John Deare (26 October 1759, Liverpool – 17 August 1798, Rome) was a British neo-classical sculptor. His nephew Joseph (1803–1835) was also a sculptor.
Born to a jeweller in Liverpool, John Deare in 1777 he enrolled at the Royal Academy Schools, where he won a gold medal for a Miltonic subject (1780). Meanwhile he also served an apprenticeship to the London carver Thomas Carter from 1776 to 1783, when he completed it and began sculpting as a freelancer, especially for his old master as well as for John Bacon (whose work he admired) and John Cheere. Independent commissions included the reliefs The War of Jupiter and the Titans in plaster for Whitton Park's pediment and The Good Samaritan (post-1782) for the Liverpool Dispensary. Deare was himself admired by his contemporaries, particularly by Joseph Nollekens. However, his only surviving early works are those he produced to be made in ceramic by Derby for clocks by Benjamin Vulliamy.
The Royal Academy gave him a pension for a three year stay in Rome (on the condition he sent back a work to the RA's annual exhibition), starting in 1785, where he starting drawing the classical sculpture collections at (among others) the Villa Albani and the Capitoline Museums, probably joined the Adamiani sect (insisting God be worshipped naked) and set up an artistic circle including Robert Fagan, Charles Grignion the Younger, Samuel Woodforde and George Cumberland. For his exhibition piece he modelled in plaster The Judgement of Jupiter (with over 20 figures and emulating history painting of the time, it was the largest 18th-century relief by a British artist) but the Academy argued with him over its size and it was not sent to London (a marble version, commissioned by Sir Richard Worsley in 1788, is now in the Los Angeles County Museum of Art). His next relief was Edward and Eleanor (drawn from a play by James Thomson). He also acted as an agent for Thomas Hope and the earl of Bristol in their acquisition of works by his friend John Flaxman and for Henry Blundell and John Latouche in acquiring works by Canova (all four of whom also bought works by Deare), and also financed himself on the expiry of his pension by carving copies of classical sculptures for British Grand Tourists, by restoring classical sculptures for collectors and by producing chimneypieces for patrons that included one at Frogmore House for the Prince of Wales (employing Joseph Gandy and other architects for the latter purpose).

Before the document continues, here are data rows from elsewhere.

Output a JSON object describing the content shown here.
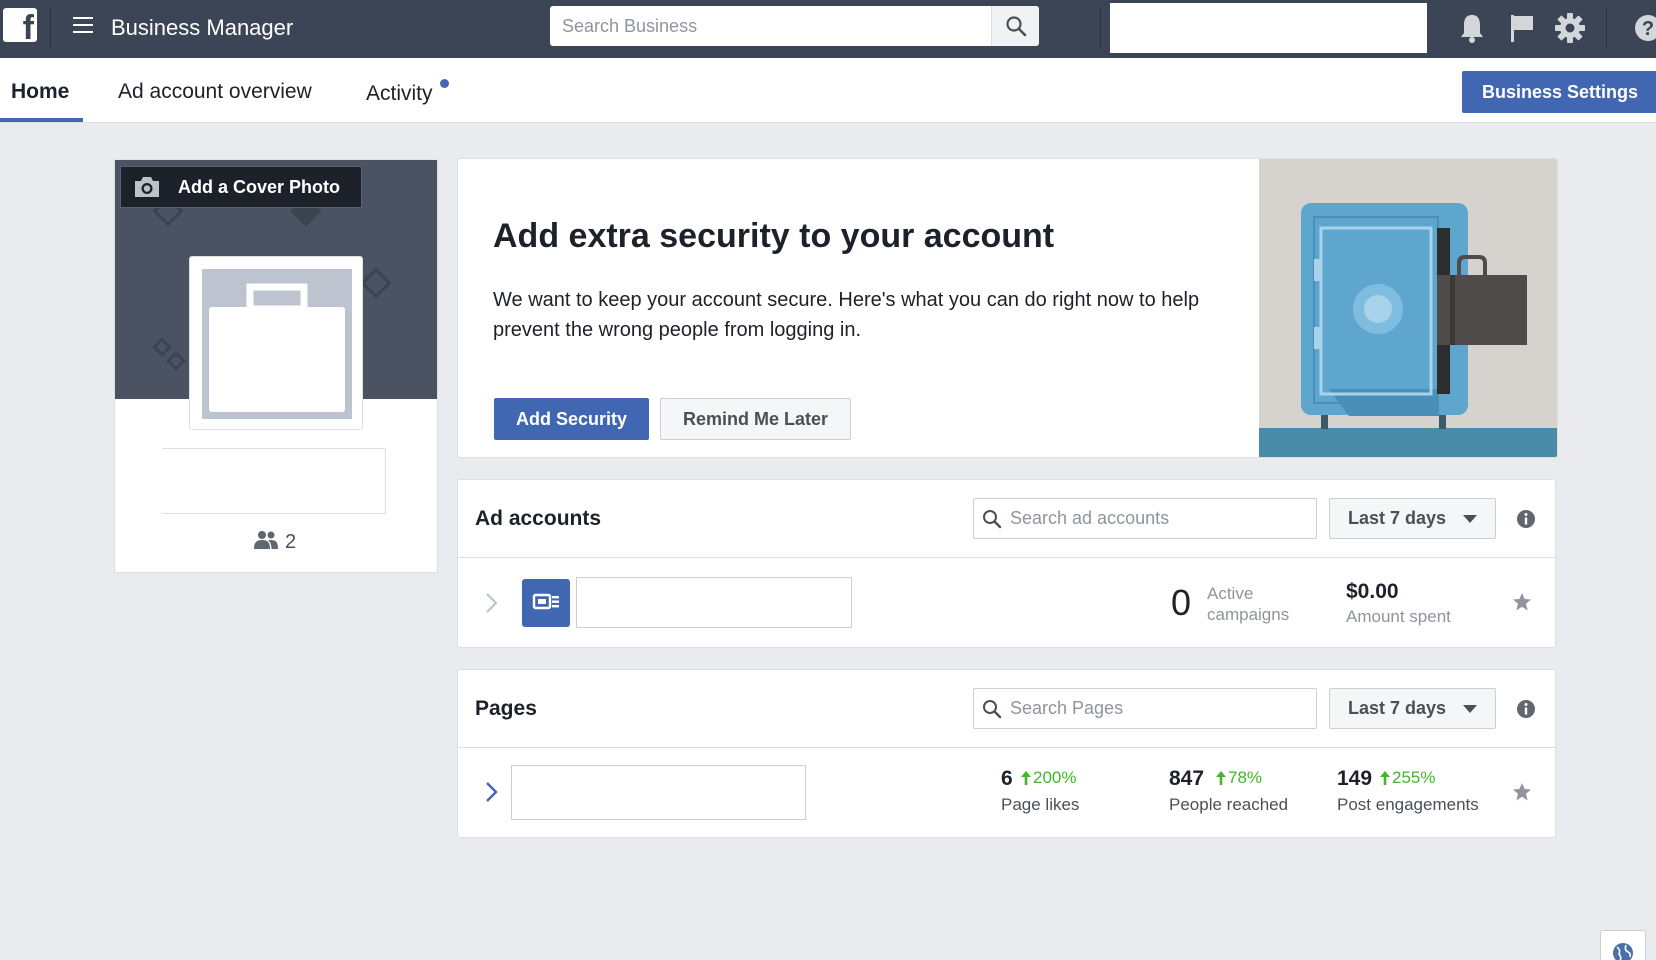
{
  "topbar": {
    "app_title": "Business Manager",
    "search_placeholder": "Search Business"
  },
  "tabs": [
    {
      "label": "Home",
      "active": true
    },
    {
      "label": "Ad account overview",
      "active": false
    },
    {
      "label": "Activity",
      "active": false,
      "has_notification_dot": true
    }
  ],
  "business_settings_label": "Business Settings",
  "profile": {
    "cover_button_label": "Add a Cover Photo",
    "people_count": "2"
  },
  "security": {
    "title": "Add extra security to your account",
    "body": "We want to keep your account secure. Here's what you can do right now to help prevent the wrong people from logging in.",
    "primary_label": "Add Security",
    "secondary_label": "Remind Me Later"
  },
  "ad_accounts": {
    "title": "Ad accounts",
    "search_placeholder": "Search ad accounts",
    "range_label": "Last 7 days",
    "row": {
      "active_campaigns_value": "0",
      "active_campaigns_label_1": "Active",
      "active_campaigns_label_2": "campaigns",
      "amount_value": "$0.00",
      "amount_label": "Amount spent"
    }
  },
  "pages": {
    "title": "Pages",
    "search_placeholder": "Search Pages",
    "range_label": "Last 7 days",
    "row": {
      "likes_value": "6",
      "likes_change": "200%",
      "likes_label": "Page likes",
      "reach_value": "847",
      "reach_change": "78%",
      "reach_label": "People reached",
      "engage_value": "149",
      "engage_change": "255%",
      "engage_label": "Post engagements"
    }
  },
  "colors": {
    "topbar": "#3b4556",
    "accent": "#4267b2",
    "positive": "#42b72a",
    "background": "#e9ebee"
  },
  "icons": [
    "facebook-logo-icon",
    "menu-icon",
    "search-icon",
    "bell-icon",
    "flag-icon",
    "gear-icon",
    "help-icon",
    "camera-icon",
    "people-icon",
    "chevron-right-icon",
    "ad-account-icon",
    "info-icon",
    "caret-down-icon",
    "arrow-up-icon",
    "star-icon",
    "globe-icon"
  ]
}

By his death in Rome in 1796 (after sleeping on a block of marble hoping for inspiration and catching a chill) Deare had married an Italian woman, who he left with their children as a widow and for whose benefit Deare's friends such as Vincenzo Pacetti and Christopher Hewetson posthumously disposed of his studio contents. Three days after his death he was buried in Rome's Protestant Cemetery.
- The Judgement of Jupiter
- Edward and Eleanor (1786, marble version of 1790 for Sir Corbet Corbet now in a private collection).
- Marine Venus, marble relief, purchased in 1787 by Sir Cecil Bisshop for Parham Park, Sussex, drawing on classical and 16th century Mannerist sculpture
- Cupid and Psyche, marble (1791) for Thomas Hope (plaster version, Lyons House, co. Kildare)
- The Landing of Julius Caesar in Britain (1791–4; V&A Museum, formerly Stoke Park Stoke Poges, Buckinghamshire), the subject chosen by its commissioner John Penn
- Portrait bust of John Penn (Eton College).
- Apollo Belvedere, commissioned in 1792 for Attingham by Lord Berwick
- Faun with a Kid (Prado Museum, Madrid), acquired by Lord Cloncurry (private collection)
- Bust of Ariadne (c.1789, now in the Capitoline Museum, Rome), for John Latouche
- "Deare, John". Oxford Dictionary of National Biography (online ed.). Oxford University Press. doi:10.1093/ref:odnb/7394. (Subscription or UK public library membership required.)